PROTEIN DOMAIN TRAPPING (PDT)
Structural biology is a critical part of the modern process of drug design and obtaining high expression of soluble, well behaved protein is essential. Standard bioinformatics approaches to design constructs for E. coli expression may not always be appropriate and often constructs selected based on sequence homology to a known structure or gene conservation are not successful. To overcome this limitation, ZoBio has implemented Protein Domain Trapping (PDT, Cabantous and Waldo 2006) in its workflow, which enables selection of highly expressing soluble proteins from a randomly generated library of gene fragments.
The Protein Domain Trapping procedure relies on the self-complementing split GFP assay (see figure below). Following several steps to select DNA fragments that are in frame, have the correct orientation and fall within a certain size range, the DNA fragments are fused to a sequence encoding a 15 amino-acid GFP fragment, GFP 11. When the GFP 11 fusion protein is co-expressed with the non-fluorescent GFP 1-10 detector protein, they spontaneously associate to form functional fluorescent GFP, as summarized schematically in the figure. Reconstitution of fluorescence only occurs when the GFP 11 fusion protein is well expressed and remains soluble. By screening for fluorescent clones from a pool of transformants, the soluble regions in the protein of interest can be selected and identified.
Schematic of reconstitution of GFP fluorescence, by self-association
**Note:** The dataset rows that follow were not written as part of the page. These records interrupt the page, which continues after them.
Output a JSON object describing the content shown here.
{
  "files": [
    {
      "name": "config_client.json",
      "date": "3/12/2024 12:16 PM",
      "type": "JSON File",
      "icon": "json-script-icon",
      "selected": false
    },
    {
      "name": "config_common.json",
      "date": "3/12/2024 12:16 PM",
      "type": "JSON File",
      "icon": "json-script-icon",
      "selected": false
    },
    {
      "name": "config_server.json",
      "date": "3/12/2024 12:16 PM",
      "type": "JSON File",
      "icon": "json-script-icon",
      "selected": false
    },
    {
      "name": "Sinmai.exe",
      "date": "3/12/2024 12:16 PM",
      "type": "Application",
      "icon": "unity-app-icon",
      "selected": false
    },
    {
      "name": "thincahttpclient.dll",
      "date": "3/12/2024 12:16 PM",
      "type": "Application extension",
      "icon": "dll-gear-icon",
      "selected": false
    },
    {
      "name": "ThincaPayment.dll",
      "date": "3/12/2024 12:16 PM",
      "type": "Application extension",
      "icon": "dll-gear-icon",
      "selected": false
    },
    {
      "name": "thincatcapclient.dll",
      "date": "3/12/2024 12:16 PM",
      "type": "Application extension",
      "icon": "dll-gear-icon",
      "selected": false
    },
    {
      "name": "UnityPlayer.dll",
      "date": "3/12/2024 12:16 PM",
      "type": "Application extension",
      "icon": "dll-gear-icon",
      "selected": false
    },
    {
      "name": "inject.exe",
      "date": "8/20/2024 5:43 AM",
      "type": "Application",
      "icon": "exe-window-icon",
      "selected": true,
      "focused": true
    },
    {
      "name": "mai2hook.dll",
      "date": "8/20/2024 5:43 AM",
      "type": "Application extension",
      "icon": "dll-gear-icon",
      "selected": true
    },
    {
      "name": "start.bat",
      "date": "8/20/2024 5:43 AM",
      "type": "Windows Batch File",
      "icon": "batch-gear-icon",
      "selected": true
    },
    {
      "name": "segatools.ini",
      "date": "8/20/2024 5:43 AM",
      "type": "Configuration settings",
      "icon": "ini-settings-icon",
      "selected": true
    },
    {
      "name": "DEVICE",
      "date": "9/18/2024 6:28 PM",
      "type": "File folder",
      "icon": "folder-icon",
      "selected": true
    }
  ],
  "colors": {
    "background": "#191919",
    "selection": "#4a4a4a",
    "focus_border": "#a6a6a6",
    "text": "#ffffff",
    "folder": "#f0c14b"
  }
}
of the GFP 1-10 detector and the GFP 11 tagged fusion protein.
Since E. coli is used as the host, the results are immediately translatable to NMR structural studies. Naturally the proteins are also amenable to X-ray crystallography, allowing more shots on the structure goal, thereby rendering drug discovery projects more robust.